Wham!

We’re counting down the top 10 moments in each Ivy school’s history as part of our Ivy League at 60 retrospective. Warning – the following post is NOT a Princeton article. It’s just a break from the Princeton countdown we’ve been doing.

Winston Churchill once said that if the British Empire were to last a thousand years, the Battle of Britain would be its finest hour. As far as I can see, ol’ Winny had it easy. I mean, what is British history anyway?  Chaucer, afternoon tea, the Magna Carta, David Beckham, Shakespeare, the Hundred Years’ War, and Wham! at Wembley Stadium are mere footnotes in the evolution of the human species.  (I did in fact attend the 1985 Wham! Concert in my freshly coifed Flock of Seagulls hairdo and furtively wept at George Michael’s moving rendition of “Careless Whisper” – totally awesome.)  Naturally, with a feeble heritage like this, one could easily elucidate its finest hour.

I, however, have been tasked with an immanently more daunting mission: chronicling the Top 10 Moments in Pennsylvania Basketball’s glorious history.  Where to begin?  The third-ranked 1971 team?

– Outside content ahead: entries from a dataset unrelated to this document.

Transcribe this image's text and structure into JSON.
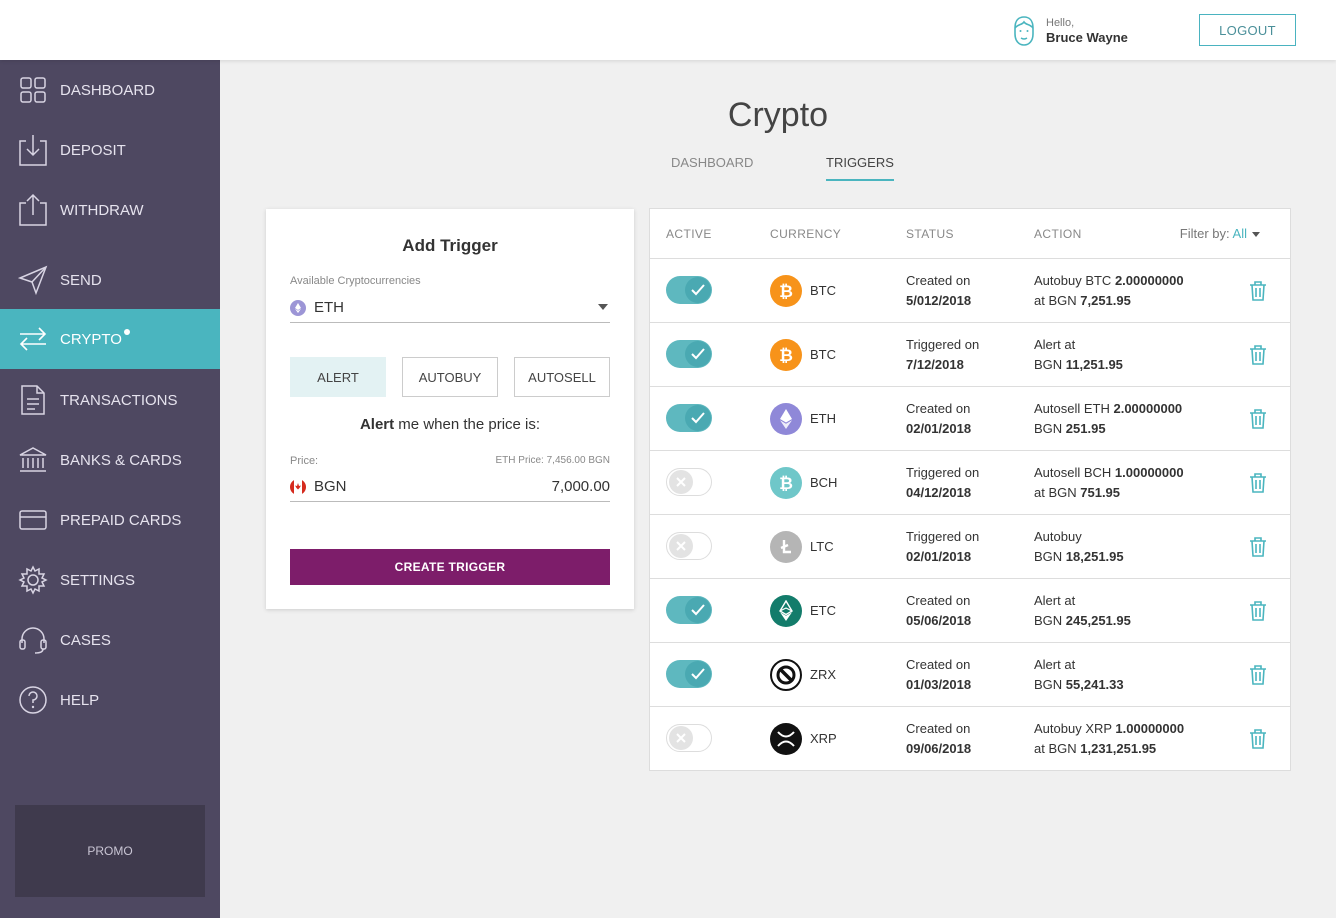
{
  "header": {
    "greeting": "Hello,",
    "user_name": "Bruce Wayne",
    "logout_label": "LOGOUT"
  },
  "sidebar": {
    "items": [
      {
        "label": "DASHBOARD",
        "icon": "dashboard-icon"
      },
      {
        "label": "DEPOSIT",
        "icon": "deposit-icon"
      },
      {
        "label": "WITHDRAW",
        "icon": "withdraw-icon"
      },
      {
        "label": "SEND",
        "icon": "send-icon"
      },
      {
        "label": "CRYPTO",
        "icon": "crypto-icon",
        "active": true
      },
      {
        "label": "TRANSACTIONS",
        "icon": "transactions-icon"
      },
      {
        "label": "BANKS & CARDS",
        "icon": "bank-icon"
      },
      {
        "label": "PREPAID CARDS",
        "icon": "card-icon"
      },
      {
        "label": "SETTINGS",
        "icon": "gear-icon"
      },
      {
        "label": "CASES",
        "icon": "headset-icon"
      },
      {
        "label": "HELP",
        "icon": "help-icon"
      }
    ],
    "promo": "PROMO"
  },
  "page": {
    "title": "Crypto",
    "tabs": [
      {
        "label": "DASHBOARD",
        "active": false
      },
      {
        "label": "TRIGGERS",
        "active": true
      }
    ]
  },
  "add_trigger": {
    "title": "Add Trigger",
    "crypto_label": "Available Cryptocurrencies",
    "crypto_value": "ETH",
    "types": [
      "ALERT",
      "AUTOBUY",
      "AUTOSELL"
    ],
    "selected_type": "ALERT",
    "alert_bold": "Alert",
    "alert_rest": " me when the price is:",
    "price_label": "Price:",
    "eth_price": "ETH Price: 7,456.00 BGN",
    "currency": "BGN",
    "amount": "7,000.00",
    "create_label": "CREATE TRIGGER"
  },
  "triggers": {
    "columns": [
      "ACTIVE",
      "CURRENCY",
      "STATUS",
      "ACTION"
    ],
    "filter_label": "Filter by: ",
    "filter_value": "All",
    "rows": [
      {
        "active": true,
        "code": "BTC",
        "status1": "Created on",
        "status2": "5/012/2018",
        "action1": "Autobuy BTC ",
        "action1b": "2.00000000",
        "action2": "at BGN ",
        "action2b": "7,251.95"
      },
      {
        "active": true,
        "code": "BTC",
        "status1": "Triggered on",
        "status2": "7/12/2018",
        "action1": "Alert at",
        "action1b": "",
        "action2": "BGN ",
        "action2b": "11,251.95"
      },
      {
        "active": true,
        "code": "ETH",
        "status1": "Created on",
        "status2": "02/01/2018",
        "action1": "Autosell ETH ",
        "action1b": "2.00000000",
        "action2": "BGN ",
        "action2b": "251.95"
      },
      {
        "active": false,
        "code": "BCH",
        "status1": "Triggered on",
        "status2": "04/12/2018",
        "action1": "Autosell BCH ",
        "action1b": "1.00000000",
        "action2": "at BGN ",
        "action2b": "751.95"
      },
      {
        "active": false,
        "code": "LTC",
        "status1": "Triggered on",
        "status2": "02/01/2018",
        "action1": "Autobuy",
        "action1b": "",
        "action2": "BGN ",
        "action2b": "18,251.95"
      },
      {
        "active": true,
        "code": "ETC",
        "status1": "Created on",
        "status2": "05/06/2018",
        "action1": "Alert at",
        "action1b": "",
        "action2": "BGN ",
        "action2b": "245,251.95"
      },
      {
        "active": true,
        "code": "ZRX",
        "status1": "Created on",
        "status2": "01/03/2018",
        "action1": "Alert at",
        "action1b": "",
        "action2": "BGN ",
        "action2b": "55,241.33"
      },
      {
        "active": false,
        "code": "XRP",
        "status1": "Created on",
        "status2": "09/06/2018",
        "action1": "Autobuy XRP ",
        "action1b": "1.00000000",
        "action2": "at BGN ",
        "action2b": "1,231,251.95"
      }
    ]
  },
  "colors": {
    "sidebar_bg": "#4e4861",
    "accent_teal": "#4ab5bf",
    "create_button": "#7d1d6a"
  }
}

The Final Four?  25 Ivy Titles?

Read morePenn all-time moment No. 11: A Final Four ‘first’

Princeton all-time moment No. 6: Bill Bradley enters the Hall of Fame

We’re counting down the top 10 moments in each Ivy school’s history as part of our Ivy League at 60 retrospective. We’re starting with Princeton because that’s where Aaron Burr is from and it’s been a bad week for Alexander Hamilton.

In the winter and spring of 1961, Bill Bradley of Crystal City, Mo., sifted through 75 scholarship offers to play basketball in college before deciding to accept the one from … Duke. Believing Princeton offered him a better chance to prepare for a foreign service career, Bradley made a late change in plans and enrolled at Old Nassau in September 1961. He received no financial aid. Fortunately, one of the important influences in young Bradley’s life was the Tiger Heisman Trophy recipient, Dick Kazmaier, whose number 42 Bradley proudly wore throughout his Tiger years.

Read morePrinceton all-time moment No. 6: Bill Bradley enters the Hall of Fame